This is the autobiography of an American who ran away to sea at the age of 11 and charts his rise from the lowliest seaman (berthed under the forecastle) to the command of his own ship and the occupation of the luxurious after cabin.
In the course of an action-packed career spanning half a century, he experienced almost all of the vicissitudes of life in the nineteenth-century merchant service: storm and shipwreck, famine and disease, press-gangs and desertion, piracy, violence and mutiny – this last, at different times, as both mutineer and victim.
Like many a sailor he was often in more danger ashore than afloat, but many of his adventures make excellent stories – not least his romantic, but foolhardy rescue of a Christian woman from the harem in Constantinople.
In this case the story did not quite follow the script, as she married his accomplice in the rescue.
Samuels is best known for his later career, as captain of the packet ship Dreadnought, a ship built especially for him and under his direction.
Known as ‘The Wild Boat of the Atlantic’ in the 1850s this ship was reckoned the fastest vessel on the New York–Liverpool service, and regularly beat even the steamers on this route.
This success was largely down to Samuels’ hard-driving style as master, and much of the latter part of the book is taken up with the resulting crew troubles, culminating in a full-blown mutiny that he put down with characteristic forcefulness.

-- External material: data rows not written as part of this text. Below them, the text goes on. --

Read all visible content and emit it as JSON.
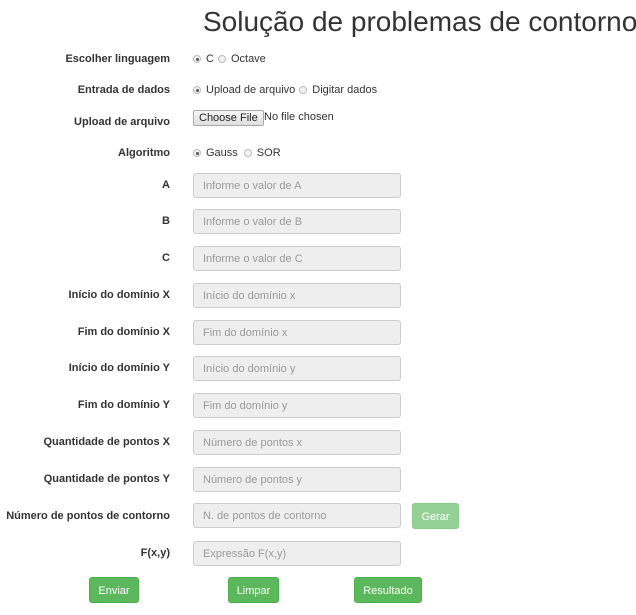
{
  "title": "Solução de problemas de contorno",
  "language": {
    "label": "Escolher linguagem",
    "options": [
      "C",
      "Octave"
    ],
    "selected": "C"
  },
  "input_mode": {
    "label": "Entrada de dados",
    "options": [
      "Upload de arquivo",
      "Digitar dados"
    ],
    "selected": "Upload de arquivo"
  },
  "upload": {
    "label": "Upload de arquivo",
    "button": "Choose File",
    "status": "No file chosen"
  },
  "algorithm": {
    "label": "Algoritmo",
    "options": [
      "Gauss",
      "SOR"
    ],
    "selected": "Gauss"
  },
  "fields": {
    "a": {
      "label": "A",
      "placeholder": "Informe o valor de A"
    },
    "b": {
      "label": "B",
      "placeholder": "Informe o valor de B"
    },
    "c": {
      "label": "C",
      "placeholder": "Informe o valor de C"
    },
    "x_start": {
      "label": "Início do domínio X",
      "placeholder": "Início do domínio x"
    },
    "x_end": {
      "label": "Fim do domínio X",
      "placeholder": "Fim do domínio x"
    },
    "y_start": {
      "label": "Início do domínio Y",
      "placeholder": "Início do domínio y"
    },
    "y_end": {
      "label": "Fim do domínio Y",
      "placeholder": "Fim do domínio y"
    },
    "points_x": {
      "label": "Quantidade de pontos X",
      "placeholder": "Número de pontos x"
    },
    "points_y": {
      "label": "Quantidade de pontos Y",
      "placeholder": "Número de pontos y"
    },
    "boundary_points": {
      "label": "Número de pontos de contorno",
      "placeholder": "N. de pontos de contorno"
    },
    "fxy": {
      "label": "F(x,y)",
      "placeholder": "Expressão F(x,y)"
    }
  },
  "buttons": {
    "gerar": "Gerar",
    "enviar": "Enviar",
    "limpar": "Limpar",
    "resultado": "Resultado"
  },
  "colors": {
    "primary_green": "#5cb85c",
    "disabled_green": "#94d194",
    "input_bg": "#eeeeee"
  }
}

More information >> Seafarer’s Voices 8: From Forecastle to Cabin